-- What to work on --
All of the data should be restated word for word, with the pictures omitted.
● ● ● ●
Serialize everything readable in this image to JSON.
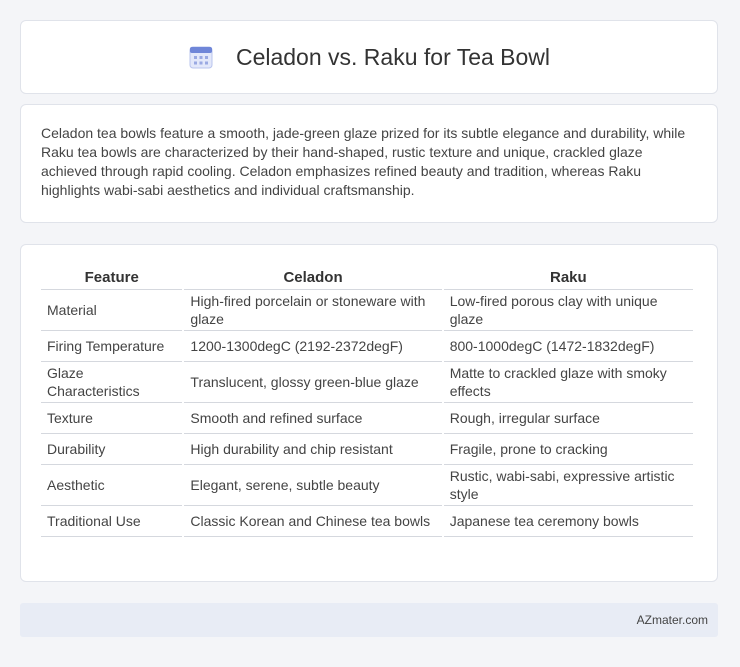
{
  "header": {
    "title": "Celadon vs. Raku for Tea Bowl",
    "icon": "calendar-grid-icon",
    "accent": "#7a8fd6"
  },
  "summary": {
    "text": "Celadon tea bowls feature a smooth, jade-green glaze prized for its subtle elegance and durability, while Raku tea bowls are characterized by their hand-shaped, rustic texture and unique, crackled glaze achieved through rapid cooling. Celadon emphasizes refined beauty and tradition, whereas Raku highlights wabi-sabi aesthetics and individual craftsmanship."
  },
  "table": {
    "headers": [
      "Feature",
      "Celadon",
      "Raku"
    ],
    "rows": [
      [
        "Material",
        "High-fired porcelain or stoneware with glaze",
        "Low-fired porous clay with unique glaze"
      ],
      [
        "Firing Temperature",
        "1200-1300degC (2192-2372degF)",
        "800-1000degC (1472-1832degF)"
      ],
      [
        "Glaze Characteristics",
        "Translucent, glossy green-blue glaze",
        "Matte to crackled glaze with smoky effects"
      ],
      [
        "Texture",
        "Smooth and refined surface",
        "Rough, irregular surface"
      ],
      [
        "Durability",
        "High durability and chip resistant",
        "Fragile, prone to cracking"
      ],
      [
        "Aesthetic",
        "Elegant, serene, subtle beauty",
        "Rustic, wabi-sabi, expressive artistic style"
      ],
      [
        "Traditional Use",
        "Classic Korean and Chinese tea bowls",
        "Japanese tea ceremony bowls"
      ]
    ]
  },
  "footer": {
    "text": "AZmater.com"
  }
}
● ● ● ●
-- Exercise answer --
Serialize everything readable in this image to JSON.
{
  "header": {
    "title": "Celadon vs. Raku for Tea Bowl",
    "icon": "calendar-grid-icon",
    "accent": "#7a8fd6"
  },
  "summary": {
    "text": "Celadon tea bowls feature a smooth, jade-green glaze prized for its subtle elegance and durability, while Raku tea bowls are characterized by their hand-shaped, rustic texture and unique, crackled glaze achieved through rapid cooling. Celadon emphasizes refined beauty and tradition, whereas Raku highlights wabi-sabi aesthetics and individual craftsmanship."
  },
  "table": {
    "headers": [
      "Feature",
      "Celadon",
      "Raku"
    ],
    "rows": [
      [
        "Material",
        "High-fired porcelain or stoneware with glaze",
        "Low-fired porous clay with unique glaze"
      ],
      [
        "Firing Temperature",
        "1200-1300degC (2192-2372degF)",
        "800-1000degC (1472-1832degF)"
      ],
      [
        "Glaze Characteristics",
        "Translucent, glossy green-blue glaze",
        "Matte to crackled glaze with smoky effects"
      ],
      [
        "Texture",
        "Smooth and refined surface",
        "Rough, irregular surface"
      ],
      [
        "Durability",
        "High durability and chip resistant",
        "Fragile, prone to cracking"
      ],
      [
        "Aesthetic",
        "Elegant, serene, subtle beauty",
        "Rustic, wabi-sabi, expressive artistic style"
      ],
      [
        "Traditional Use",
        "Classic Korean and Chinese tea bowls",
        "Japanese tea ceremony bowls"
      ]
    ]
  },
  "footer": {
    "text": "AZmater.com"
  }
}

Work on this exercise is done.